▶ **About this exercise**: In full and without change, return each entry.

▶ **Material for this exercise**:

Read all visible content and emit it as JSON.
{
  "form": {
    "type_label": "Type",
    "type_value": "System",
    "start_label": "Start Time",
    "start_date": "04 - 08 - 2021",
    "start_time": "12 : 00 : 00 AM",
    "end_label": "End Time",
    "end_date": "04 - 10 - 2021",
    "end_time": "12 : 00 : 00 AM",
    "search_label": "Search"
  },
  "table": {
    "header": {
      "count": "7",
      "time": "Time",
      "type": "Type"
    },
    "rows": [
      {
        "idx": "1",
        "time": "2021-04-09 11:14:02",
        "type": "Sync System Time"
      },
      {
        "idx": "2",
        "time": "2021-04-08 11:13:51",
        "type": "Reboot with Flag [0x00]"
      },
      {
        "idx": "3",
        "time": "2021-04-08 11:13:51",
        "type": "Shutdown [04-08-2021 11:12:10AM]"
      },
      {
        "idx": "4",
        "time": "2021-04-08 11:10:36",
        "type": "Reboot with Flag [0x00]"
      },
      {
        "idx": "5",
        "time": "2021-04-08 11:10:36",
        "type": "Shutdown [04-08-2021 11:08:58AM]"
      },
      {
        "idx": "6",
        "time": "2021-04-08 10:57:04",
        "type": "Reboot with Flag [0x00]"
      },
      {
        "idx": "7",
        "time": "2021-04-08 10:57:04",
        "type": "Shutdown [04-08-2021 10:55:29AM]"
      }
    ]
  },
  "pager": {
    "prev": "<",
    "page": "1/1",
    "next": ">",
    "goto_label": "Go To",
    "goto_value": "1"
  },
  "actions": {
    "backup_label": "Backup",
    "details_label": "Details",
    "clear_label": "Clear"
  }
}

▶ **Exercise result**:
Read all visible content and emit it as JSON.
{
  "form": {
    "type_label": "Type",
    "type_value": "System",
    "start_label": "Start Time",
    "start_date": "04 - 08 - 2021",
    "start_time": "12 : 00 : 00 AM",
    "end_label": "End Time",
    "end_date": "04 - 10 - 2021",
    "end_time": "12 : 00 : 00 AM",
    "search_label": "Search"
  },
  "table": {
    "header": {
      "count": "7",
      "time": "Time",
      "type": "Type"
    },
    "rows": [
      {
        "idx": "1",
        "time": "2021-04-09 11:14:02",
        "type": "Sync System Time"
      },
      {
        "idx": "2",
        "time": "2021-04-08 11:13:51",
        "type": "Reboot with Flag [0x00]"
      },
      {
        "idx": "3",
        "time": "2021-04-08 11:13:51",
        "type": "Shutdown [04-08-2021 11:12:10AM]"
      },
      {
        "idx": "4",
        "time": "2021-04-08 11:10:36",
        "type": "Reboot with Flag [0x00]"
      },
      {
        "idx": "5",
        "time": "2021-04-08 11:10:36",
        "type": "Shutdown [04-08-2021 11:08:58AM]"
      },
      {
        "idx": "6",
        "time": "2021-04-08 10:57:04",
        "type": "Reboot with Flag [0x00]"
      },
      {
        "idx": "7",
        "time": "2021-04-08 10:57:04",
        "type": "Shutdown [04-08-2021 10:55:29AM]"
      }
    ]
  },
  "pager": {
    "prev": "<",
    "page": "1/1",
    "next": ">",
    "goto_label": "Go To",
    "goto_value": "1"
  },
  "actions": {
    "backup_label": "Backup",
    "details_label": "Details",
    "clear_label": "Clear"
  }
}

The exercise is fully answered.